"I don't think a lot of people were aware of the policy that was in place — I wasn't even fully aware of it," Davis told The Times-Picayune. "I just wanted to put it out and just kind of help fans who care about the game understand a more intricate part of the game."
Here's what the NFL rulebook says about personal messages:
Throughout the period on game-day that a player is visible to the stadium and television audience (including in pregame warm-ups, in the bench area, and during postgame interviews in the locker room or on the ﬁeld), players are prohibited from wearing, displaying, or otherwise conveying personal messages either in writing or illustration, unless such message has been approved in advance by the League office. Items to celebrate anniversaries or memorable events, or to honor or commemorate individuals, such as helmet decals, and arm bands and jersey patches on players’ uniforms, are prohibited unless approved in advance by the League office. All such items approved by the League office, if any, must relate to team or League events or personages. The League will not grant permission for any club or player to wear, display, or otherwise convey messages, through helmet decals, arm bands, jersey patches, or other items afﬁxed to game uniforms or equipment, which relate to political activities or causes, other non-football events, causes or campaigns, or charitable causes or campaigns.

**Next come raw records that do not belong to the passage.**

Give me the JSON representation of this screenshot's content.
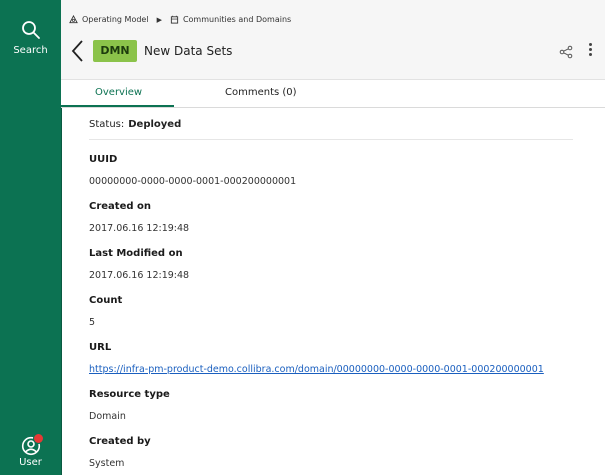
{
  "sidebar": {
    "search_label": "Search",
    "user_label": "User"
  },
  "header": {
    "breadcrumb": [
      "Operating Model",
      "Communities and Domains"
    ],
    "badge": "DMN",
    "title": "New Data Sets"
  },
  "tabs": [
    "Overview",
    "Comments (0)"
  ],
  "status": {
    "label": "Status:",
    "value": "Deployed"
  },
  "fields": [
    {
      "label": "UUID",
      "value": "00000000-0000-0000-0001-000200000001"
    },
    {
      "label": "Created on",
      "value": "2017.06.16 12:19:48"
    },
    {
      "label": "Last Modified on",
      "value": "2017.06.16 12:19:48"
    },
    {
      "label": "Count",
      "value": "5"
    },
    {
      "label": "URL",
      "value": "https://infra-pm-product-demo.collibra.com/domain/00000000-0000-0000-0001-000200000001"
    },
    {
      "label": "Resource type",
      "value": "Domain"
    },
    {
      "label": "Created by",
      "value": "System"
    }
  ],
  "colors": {
    "sidebar": "#0c7252",
    "badge": "#8bc34a",
    "active_tab": "#0c7252",
    "notification_dot": "#e53935",
    "link": "#1a5fbf"
  },
  "icons": [
    "search-icon",
    "user-icon",
    "back-icon",
    "share-icon",
    "more-icon"
  ]
}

Further, any such approved items must be modest in size, tasteful, non-commercial, and non-controversial; must not be worn for more than one football season; and if approved for use by a speciﬁc team, must not be worn by players on other teams in the League.
Since Davis is no longer allowed the wear the headband, he's decided to sell it and donate the proceeds to charity or a Christian organization.
"I can't wear it and represent God and glorify him," Davis told The Times-Picayune. "It's something that's important to me so I'm just tryin[......]